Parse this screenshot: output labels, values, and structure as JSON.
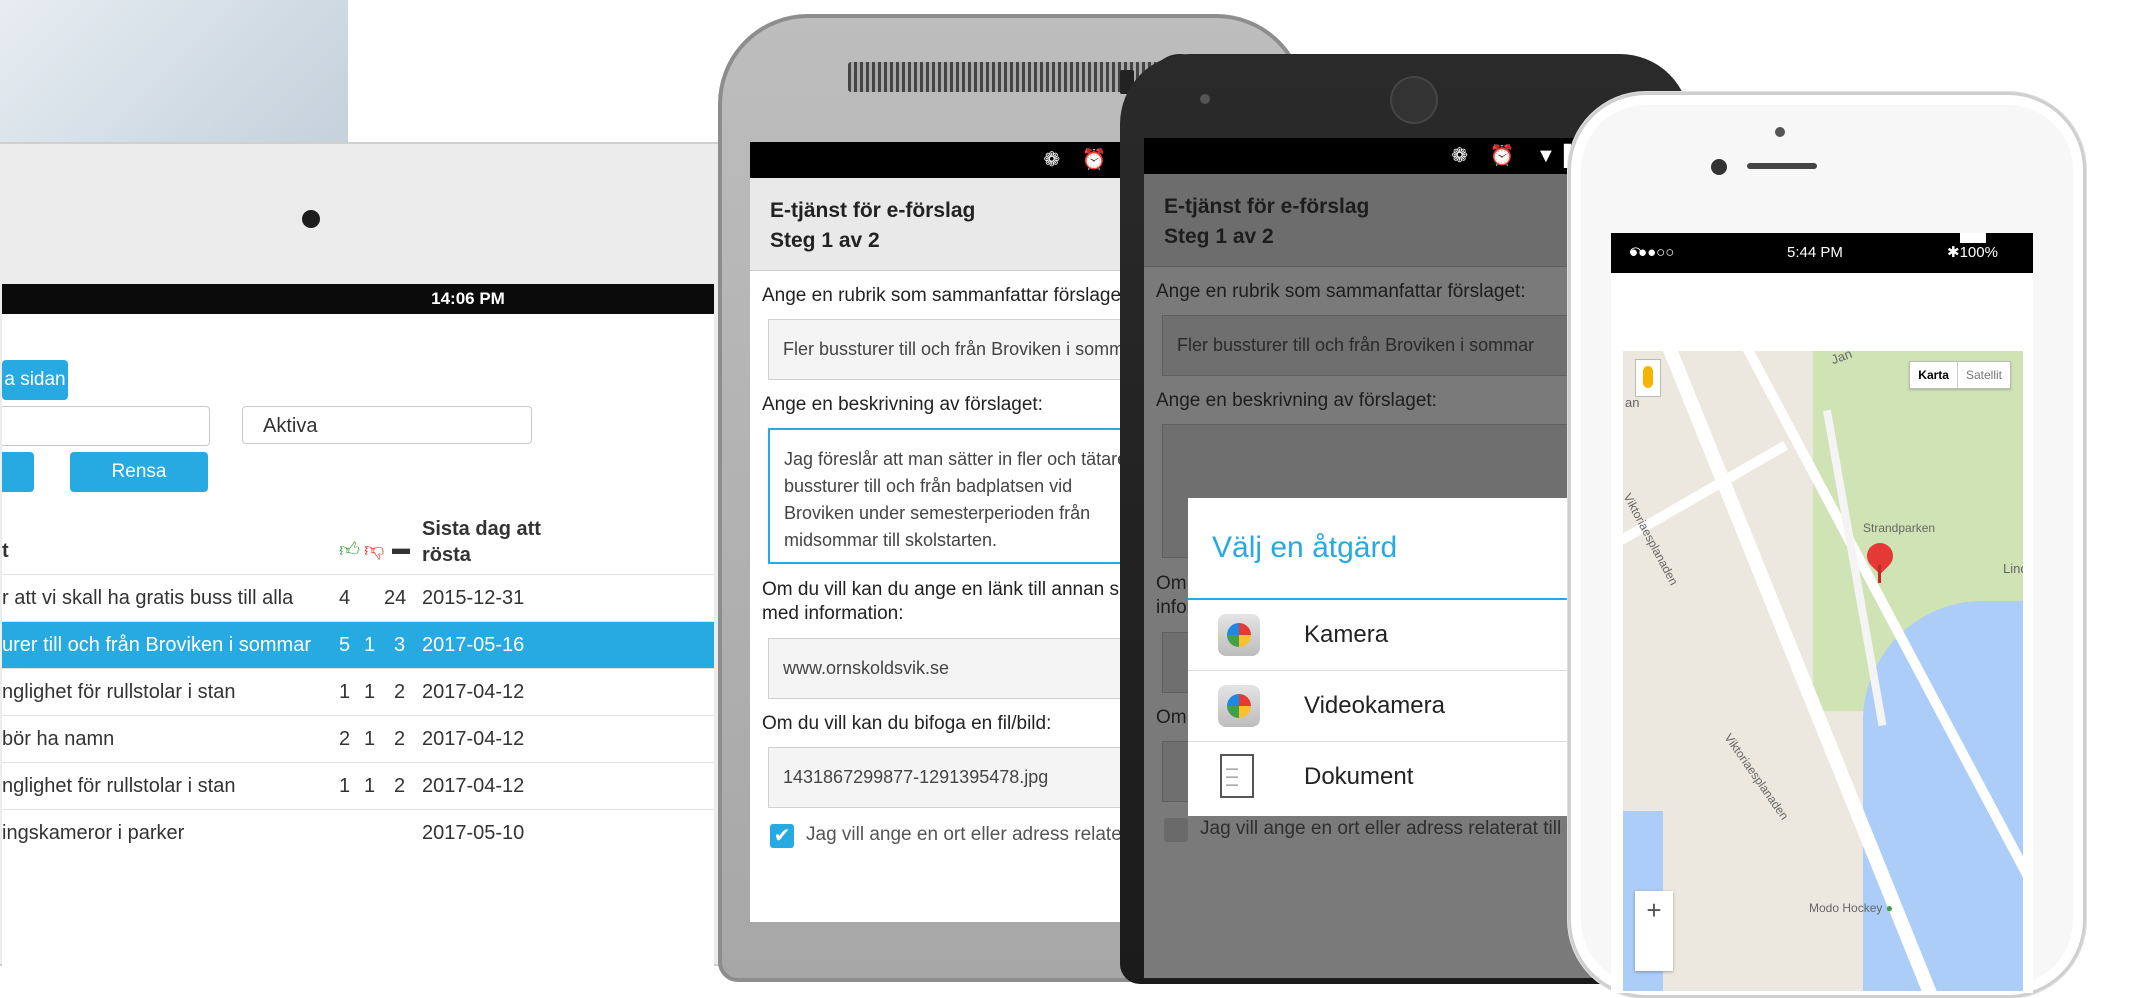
{
  "tablet": {
    "status_time": "14:06 PM",
    "top_button": "a sidan",
    "filter_select": "Aktiva",
    "clear_button": "Rensa",
    "col_last_day": "Sista dag att",
    "col_last_day_2": "rösta",
    "col_title_fragment": "t",
    "rows": [
      {
        "title": "r att vi skall ha gratis buss till alla",
        "up": "4",
        "down": "",
        "comments": "24",
        "date": "2015-12-31"
      },
      {
        "title": "urer till och från Broviken i sommar",
        "up": "5",
        "down": "1",
        "comments": "3",
        "date": "2017-05-16"
      },
      {
        "title": "nglighet för rullstolar i stan",
        "up": "1",
        "down": "1",
        "comments": "2",
        "date": "2017-04-12"
      },
      {
        "title": "bör ha namn",
        "up": "2",
        "down": "1",
        "comments": "2",
        "date": "2017-04-12"
      },
      {
        "title": "nglighet för rullstolar i stan",
        "up": "1",
        "down": "1",
        "comments": "2",
        "date": "2017-04-12"
      },
      {
        "title": "ingskameror i parker",
        "up": "",
        "down": "",
        "comments": "",
        "date": "2017-05-10"
      }
    ]
  },
  "form": {
    "title": "E-tjänst för e-förslag",
    "step": "Steg 1 av 2",
    "heading_label": "Ange en rubrik som sammanfattar förslaget:",
    "heading_value": "Fler bussturer till och från Broviken i sommar",
    "description_label": "Ange en beskrivning av förslaget:",
    "description_value": "Jag föreslår att man sätter in fler och tätare bussturer till och från badplatsen vid Broviken under semesterperioden från midsommar till skolstarten.",
    "link_label": "Om du vill kan du ange en länk till annan sida med information:",
    "link_value": "www.ornskoldsvik.se",
    "file_label": "Om du vill kan du bifoga en fil/bild:",
    "file_value": "1431867299877-1291395478.jpg",
    "location_checkbox": "Jag vill ange en ort eller adress relaterat till förslaget"
  },
  "dialog": {
    "title": "Välj en åtgärd",
    "options": [
      "Kamera",
      "Videokamera",
      "Dokument"
    ]
  },
  "iphone": {
    "carrier": "●●●○○ S44",
    "time": "5:44 PM",
    "battery": "100%",
    "map_type_map": "Karta",
    "map_type_sat": "Satellit",
    "labels": {
      "park": "Strandparken",
      "street1": "Viktoriaesplanaden",
      "street2": "Viktoriaesplanaden",
      "hockey": "Modo Hockey",
      "lind": "Lind",
      "an": "an",
      "jan": "Jan"
    },
    "zoom_in": "+"
  },
  "colors": {
    "accent": "#27a9e1",
    "pin": "#e53935",
    "park": "#cfe3b5",
    "water": "#abcdf8"
  }
}
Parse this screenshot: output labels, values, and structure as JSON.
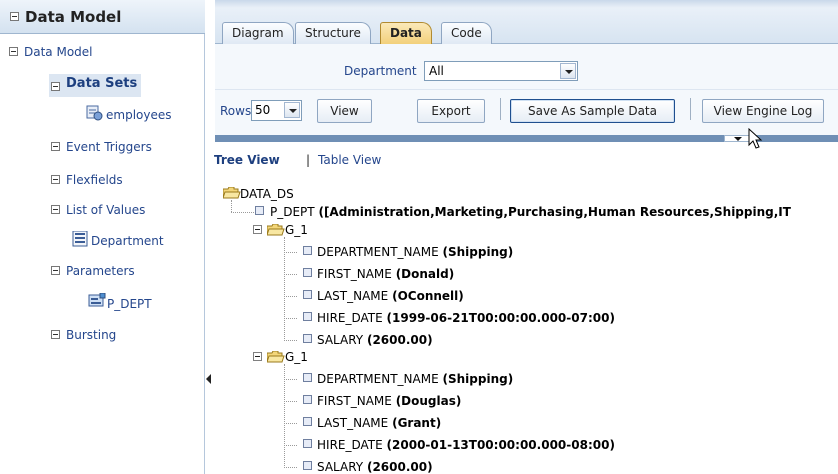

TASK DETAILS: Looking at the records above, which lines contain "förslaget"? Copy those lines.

RESULT FOR THIS TASK:
    "heading_label": "Ange en rubrik som sammanfattar förslaget:",
    "description_label": "Ange en beskrivning av förslaget:",
    "location_checkbox": "Jag vill ange en ort eller adress relaterat till förslaget"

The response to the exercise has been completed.